### Task item
Each entry that appears below should be restated word for word.

Excerpts from an interface dataset
^^^^
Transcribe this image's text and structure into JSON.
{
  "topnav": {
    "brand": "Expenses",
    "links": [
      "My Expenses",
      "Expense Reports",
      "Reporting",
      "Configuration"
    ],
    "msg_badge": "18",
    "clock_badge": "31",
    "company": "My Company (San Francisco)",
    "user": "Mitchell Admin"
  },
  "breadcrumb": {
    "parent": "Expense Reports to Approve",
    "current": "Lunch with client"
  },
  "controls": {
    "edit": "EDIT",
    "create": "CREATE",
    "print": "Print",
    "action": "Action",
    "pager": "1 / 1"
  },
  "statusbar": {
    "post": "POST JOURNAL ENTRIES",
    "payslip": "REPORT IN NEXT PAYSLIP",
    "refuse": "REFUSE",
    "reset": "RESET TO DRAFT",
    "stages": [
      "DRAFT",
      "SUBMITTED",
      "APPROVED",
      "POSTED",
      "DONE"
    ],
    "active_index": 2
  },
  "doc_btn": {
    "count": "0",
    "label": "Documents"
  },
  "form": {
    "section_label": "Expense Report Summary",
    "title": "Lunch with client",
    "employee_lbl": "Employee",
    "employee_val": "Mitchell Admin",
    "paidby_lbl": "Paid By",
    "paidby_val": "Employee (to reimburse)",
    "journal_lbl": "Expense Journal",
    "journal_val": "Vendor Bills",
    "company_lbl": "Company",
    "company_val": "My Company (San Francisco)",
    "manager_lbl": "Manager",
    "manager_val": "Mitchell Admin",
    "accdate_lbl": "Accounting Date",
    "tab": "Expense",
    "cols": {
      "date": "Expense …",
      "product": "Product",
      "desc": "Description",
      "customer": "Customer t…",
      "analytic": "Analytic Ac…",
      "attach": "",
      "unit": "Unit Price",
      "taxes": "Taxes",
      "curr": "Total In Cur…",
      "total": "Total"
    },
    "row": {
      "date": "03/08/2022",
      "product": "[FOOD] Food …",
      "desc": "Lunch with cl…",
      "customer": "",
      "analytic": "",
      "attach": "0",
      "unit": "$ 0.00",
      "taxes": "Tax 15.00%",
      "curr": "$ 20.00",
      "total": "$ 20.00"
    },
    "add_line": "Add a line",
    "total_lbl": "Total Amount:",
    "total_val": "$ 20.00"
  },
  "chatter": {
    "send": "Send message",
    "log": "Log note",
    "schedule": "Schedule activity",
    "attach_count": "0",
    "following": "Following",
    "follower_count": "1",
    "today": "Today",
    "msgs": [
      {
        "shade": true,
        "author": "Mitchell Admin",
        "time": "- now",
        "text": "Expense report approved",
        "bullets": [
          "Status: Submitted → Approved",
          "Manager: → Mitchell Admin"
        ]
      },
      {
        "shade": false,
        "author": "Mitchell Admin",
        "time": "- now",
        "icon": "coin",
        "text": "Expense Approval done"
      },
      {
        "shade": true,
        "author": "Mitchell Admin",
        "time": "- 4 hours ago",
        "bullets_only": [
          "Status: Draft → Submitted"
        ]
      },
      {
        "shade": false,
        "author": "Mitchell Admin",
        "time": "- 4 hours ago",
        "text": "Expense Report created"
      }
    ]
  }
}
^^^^
### Solution for this task
Transcribe this image's text and structure into JSON.
{
  "topnav": {
    "brand": "Expenses",
    "links": [
      "My Expenses",
      "Expense Reports",
      "Reporting",
      "Configuration"
    ],
    "msg_badge": "18",
    "clock_badge": "31",
    "company": "My Company (San Francisco)",
    "user": "Mitchell Admin"
  },
  "breadcrumb": {
    "parent": "Expense Reports to Approve",
    "current": "Lunch with client"
  },
  "controls": {
    "edit": "EDIT",
    "create": "CREATE",
    "print": "Print",
    "action": "Action",
    "pager": "1 / 1"
  },
  "statusbar": {
    "post": "POST JOURNAL ENTRIES",
    "payslip": "REPORT IN NEXT PAYSLIP",
    "refuse": "REFUSE",
    "reset": "RESET TO DRAFT",
    "stages": [
      "DRAFT",
      "SUBMITTED",
      "APPROVED",
      "POSTED",
      "DONE"
    ],
    "active_index": 2
  },
  "doc_btn": {
    "count": "0",
    "label": "Documents"
  },
  "form": {
    "section_label": "Expense Report Summary",
    "title": "Lunch with client",
    "employee_lbl": "Employee",
    "employee_val": "Mitchell Admin",
    "paidby_lbl": "Paid By",
    "paidby_val": "Employee (to reimburse)",
    "journal_lbl": "Expense Journal",
    "journal_val": "Vendor Bills",
    "company_lbl": "Company",
    "company_val": "My Company (San Francisco)",
    "manager_lbl": "Manager",
    "manager_val": "Mitchell Admin",
    "accdate_lbl": "Accounting Date",
    "tab": "Expense",
    "cols": {
      "date": "Expense …",
      "product": "Product",
      "desc": "Description",
      "customer": "Customer t…",
      "analytic": "Analytic Ac…",
      "attach": "",
      "unit": "Unit Price",
      "taxes": "Taxes",
      "curr": "Total In Cur…",
      "total": "Total"
    },
    "row": {
      "date": "03/08/2022",
      "product": "[FOOD] Food …",
      "desc": "Lunch with cl…",
      "customer": "",
      "analytic": "",
      "attach": "0",
      "unit": "$ 0.00",
      "taxes": "Tax 15.00%",
      "curr": "$ 20.00",
      "total": "$ 20.00"
    },
    "add_line": "Add a line",
    "total_lbl": "Total Amount:",
    "total_val": "$ 20.00"
  },
  "chatter": {
    "send": "Send message",
    "log": "Log note",
    "schedule": "Schedule activity",
    "attach_count": "0",
    "following": "Following",
    "follower_count": "1",
    "today": "Today",
    "msgs": [
      {
        "shade": true,
        "author": "Mitchell Admin",
        "time": "- now",
        "text": "Expense report approved",
        "bullets": [
          "Status: Submitted → Approved",
          "Manager: → Mitchell Admin"
        ]
      },
      {
        "shade": false,
        "author": "Mitchell Admin",
        "time": "- now",
        "icon": "coin",
        "text": "Expense Approval done"
      },
      {
        "shade": true,
        "author": "Mitchell Admin",
        "time": "- 4 hours ago",
        "bullets_only": [
          "Status: Draft → Submitted"
        ]
      },
      {
        "shade": false,
        "author": "Mitchell Admin",
        "time": "- 4 hours ago",
        "text": "Expense Report created"
      }
    ]
  }
}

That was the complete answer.